Everest and I: Sue Fear’s treacherous ascent of Mt Everest
IT’S 11.15pm. Dawa and I have had about three hours sleep and spent the past hour making a drink and strapping on boots and harness, ready to leave Camp 4. We’re on oxygen all the time, which isn’t always convenient when moving around.
Climbing steadily under torchlight, we clip into any ropes we find, regardless of how thin and frayed they look. I’m fully focused on climbing up the rock slabs and cracks, although it’s hard to see my feet over the oxygen mask. The night is still, and, because of the warming weather, there’s little snow on the steep rocks, making it easier to find hand and footholds.
Travelling about 50 m behind two other climbers in our group, we reach the ridge and then traverse tiny ledges with a 2 km fall below. I’m sort of glad I’m climbing in the dark, as I might be overwhelmed by the sight of the drop.
Still in the dark, we reach something called the Chinese Ladder, a rickety aluminium ladder about 3 m high, leading up to a bulge in the rock. At the bulge I carefully move sideways onto a thin ledge, then haul myself up.
Sue Fear and other mountaineers at the Mt Everest Summit.
Ahead is the final summit dome, and I have a rush of excitement. “This is it,” I think. “I’m actually going to do it. I’m going to reach the top of Mt Everest.” Early morning light streams across from the east, lighting Lhotse and Makalu to my left, and Cho Oyu and Pumori on the other side. But I barely look at the scene, each step requiring my full concentration.

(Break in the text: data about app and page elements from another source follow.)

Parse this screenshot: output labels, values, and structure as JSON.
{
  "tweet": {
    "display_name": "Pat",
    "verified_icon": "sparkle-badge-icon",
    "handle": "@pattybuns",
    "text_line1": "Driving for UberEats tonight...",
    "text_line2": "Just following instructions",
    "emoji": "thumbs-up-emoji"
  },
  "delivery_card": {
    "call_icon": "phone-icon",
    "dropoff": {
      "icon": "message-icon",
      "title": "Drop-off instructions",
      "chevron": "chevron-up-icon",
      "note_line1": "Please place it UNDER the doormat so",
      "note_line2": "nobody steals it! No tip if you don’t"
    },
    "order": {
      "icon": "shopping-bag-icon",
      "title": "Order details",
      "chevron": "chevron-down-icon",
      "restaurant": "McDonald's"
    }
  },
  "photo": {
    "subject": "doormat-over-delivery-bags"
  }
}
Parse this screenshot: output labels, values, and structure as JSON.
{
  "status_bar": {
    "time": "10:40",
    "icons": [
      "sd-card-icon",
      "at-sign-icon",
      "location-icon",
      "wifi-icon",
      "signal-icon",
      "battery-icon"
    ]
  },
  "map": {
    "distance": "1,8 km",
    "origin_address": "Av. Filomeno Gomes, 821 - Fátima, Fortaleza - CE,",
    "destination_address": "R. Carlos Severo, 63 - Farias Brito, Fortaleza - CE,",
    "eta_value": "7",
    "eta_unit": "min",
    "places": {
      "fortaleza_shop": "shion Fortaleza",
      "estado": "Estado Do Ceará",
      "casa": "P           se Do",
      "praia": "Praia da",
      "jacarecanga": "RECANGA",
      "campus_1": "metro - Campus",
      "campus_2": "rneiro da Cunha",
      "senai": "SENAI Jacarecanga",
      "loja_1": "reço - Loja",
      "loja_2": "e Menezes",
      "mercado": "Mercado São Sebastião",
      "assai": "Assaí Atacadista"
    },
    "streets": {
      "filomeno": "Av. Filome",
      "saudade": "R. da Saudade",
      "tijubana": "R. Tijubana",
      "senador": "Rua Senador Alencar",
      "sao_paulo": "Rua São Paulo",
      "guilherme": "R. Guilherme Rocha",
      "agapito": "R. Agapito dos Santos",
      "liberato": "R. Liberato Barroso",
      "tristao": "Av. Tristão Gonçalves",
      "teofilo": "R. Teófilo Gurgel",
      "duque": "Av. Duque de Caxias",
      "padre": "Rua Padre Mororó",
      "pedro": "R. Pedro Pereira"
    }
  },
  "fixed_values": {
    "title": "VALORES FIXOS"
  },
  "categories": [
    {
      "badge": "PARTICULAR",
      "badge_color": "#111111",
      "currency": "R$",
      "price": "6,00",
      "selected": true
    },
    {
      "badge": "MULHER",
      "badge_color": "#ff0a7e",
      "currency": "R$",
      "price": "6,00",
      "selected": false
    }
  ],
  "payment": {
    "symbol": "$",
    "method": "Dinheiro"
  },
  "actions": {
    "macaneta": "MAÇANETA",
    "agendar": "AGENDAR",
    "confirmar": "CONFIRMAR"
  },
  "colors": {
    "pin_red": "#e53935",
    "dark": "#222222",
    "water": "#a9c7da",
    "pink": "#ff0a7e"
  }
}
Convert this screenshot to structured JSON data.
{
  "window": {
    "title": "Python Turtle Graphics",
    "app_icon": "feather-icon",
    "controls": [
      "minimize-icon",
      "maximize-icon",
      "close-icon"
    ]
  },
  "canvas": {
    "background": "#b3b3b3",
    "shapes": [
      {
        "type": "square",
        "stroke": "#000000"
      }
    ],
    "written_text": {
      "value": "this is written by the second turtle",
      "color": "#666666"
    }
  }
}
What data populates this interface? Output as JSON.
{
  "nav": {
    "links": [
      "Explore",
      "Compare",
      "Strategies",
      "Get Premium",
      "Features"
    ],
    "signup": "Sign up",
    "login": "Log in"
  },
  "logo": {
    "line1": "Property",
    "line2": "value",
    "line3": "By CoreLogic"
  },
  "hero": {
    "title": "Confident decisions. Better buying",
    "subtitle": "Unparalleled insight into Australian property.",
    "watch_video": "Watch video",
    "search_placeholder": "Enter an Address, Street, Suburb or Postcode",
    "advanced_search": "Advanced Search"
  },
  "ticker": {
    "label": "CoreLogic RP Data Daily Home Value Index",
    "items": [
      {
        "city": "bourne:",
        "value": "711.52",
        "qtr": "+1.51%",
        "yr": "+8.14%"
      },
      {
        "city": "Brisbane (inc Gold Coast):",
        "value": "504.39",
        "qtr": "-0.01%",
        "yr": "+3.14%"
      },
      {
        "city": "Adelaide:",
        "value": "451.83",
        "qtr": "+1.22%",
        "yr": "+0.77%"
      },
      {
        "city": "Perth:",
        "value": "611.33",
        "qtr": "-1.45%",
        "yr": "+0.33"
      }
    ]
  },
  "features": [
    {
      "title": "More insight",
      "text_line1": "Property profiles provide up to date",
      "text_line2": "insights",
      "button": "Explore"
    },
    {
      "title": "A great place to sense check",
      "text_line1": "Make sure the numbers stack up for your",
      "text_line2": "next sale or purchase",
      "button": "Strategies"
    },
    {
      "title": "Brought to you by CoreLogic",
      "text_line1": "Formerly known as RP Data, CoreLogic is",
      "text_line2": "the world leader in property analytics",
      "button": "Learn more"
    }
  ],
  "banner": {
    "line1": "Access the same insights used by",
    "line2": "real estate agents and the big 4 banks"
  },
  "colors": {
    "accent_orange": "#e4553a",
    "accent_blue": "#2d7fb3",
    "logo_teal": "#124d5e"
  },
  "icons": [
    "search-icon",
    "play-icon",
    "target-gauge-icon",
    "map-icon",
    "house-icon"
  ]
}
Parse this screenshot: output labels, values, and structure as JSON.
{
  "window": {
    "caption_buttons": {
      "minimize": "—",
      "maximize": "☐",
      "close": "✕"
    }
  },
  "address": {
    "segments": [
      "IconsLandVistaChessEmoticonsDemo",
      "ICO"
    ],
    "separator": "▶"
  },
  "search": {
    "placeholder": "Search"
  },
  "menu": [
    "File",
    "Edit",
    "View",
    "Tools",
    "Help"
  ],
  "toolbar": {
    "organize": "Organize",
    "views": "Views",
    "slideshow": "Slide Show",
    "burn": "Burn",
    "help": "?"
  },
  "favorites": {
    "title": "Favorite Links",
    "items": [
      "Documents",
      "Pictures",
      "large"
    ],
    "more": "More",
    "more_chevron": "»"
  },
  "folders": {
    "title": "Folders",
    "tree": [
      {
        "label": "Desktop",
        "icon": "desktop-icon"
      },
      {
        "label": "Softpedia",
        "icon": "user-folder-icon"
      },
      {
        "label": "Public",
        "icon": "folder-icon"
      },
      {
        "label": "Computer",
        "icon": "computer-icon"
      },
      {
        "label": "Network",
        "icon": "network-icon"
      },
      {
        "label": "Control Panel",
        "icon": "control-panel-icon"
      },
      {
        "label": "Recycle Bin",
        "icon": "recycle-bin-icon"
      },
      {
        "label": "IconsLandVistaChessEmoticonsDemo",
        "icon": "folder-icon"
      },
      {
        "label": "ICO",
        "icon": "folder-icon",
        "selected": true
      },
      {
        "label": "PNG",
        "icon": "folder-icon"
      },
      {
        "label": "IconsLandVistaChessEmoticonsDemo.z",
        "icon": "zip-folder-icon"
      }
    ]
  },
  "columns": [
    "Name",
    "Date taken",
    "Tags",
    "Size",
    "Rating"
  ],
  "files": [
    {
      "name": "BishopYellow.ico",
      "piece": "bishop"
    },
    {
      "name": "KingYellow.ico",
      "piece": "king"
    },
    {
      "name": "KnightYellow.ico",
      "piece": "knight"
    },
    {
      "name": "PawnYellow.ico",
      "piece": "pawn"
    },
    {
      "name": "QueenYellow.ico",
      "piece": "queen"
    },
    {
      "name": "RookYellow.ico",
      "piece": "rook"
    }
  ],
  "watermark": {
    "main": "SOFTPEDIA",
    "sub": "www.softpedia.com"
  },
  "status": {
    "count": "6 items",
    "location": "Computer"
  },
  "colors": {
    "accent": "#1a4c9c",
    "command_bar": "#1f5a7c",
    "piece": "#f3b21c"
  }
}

I stop briefly to change oxygen tanks with Dawa’s help, and find that my energy bars and borrowed water bottle have frozen solid. I’ll just have to eat snow and run on adrenaline.
The route doesn’t let up until the final few steps, testing me to the very end. Finally I’m there.
It’s 7.15 a.m. on 31 May, with a cloudless sky and just a light breeze. Few climbers who make the summit get such an incredible, clear view. Before me are hundreds and hundreds of peaks, a true 360-degree panorama, and tears well up as I look around, taking in my past climbs. After years and years of dreaming, climbing and trekking, I’d finally reached Everest’s summit.
I look down the ridge of the South Col and don’t see climbers approaching from the Nepalese side. We take some photos, and enjoy the view for a few brief minutes. I dedicate the climb to my dad, who died suddenly last year.
Within a week, I’m back in Aus-tralia. Having climbed Everest, I feel as though I can deal with almost any-thing the world throws my way.
Sue Fear was named Australian Geographic’s Adventurer of the Year in 2003. She passed away in 2006 while descending the summit of Manaslu in Nepal.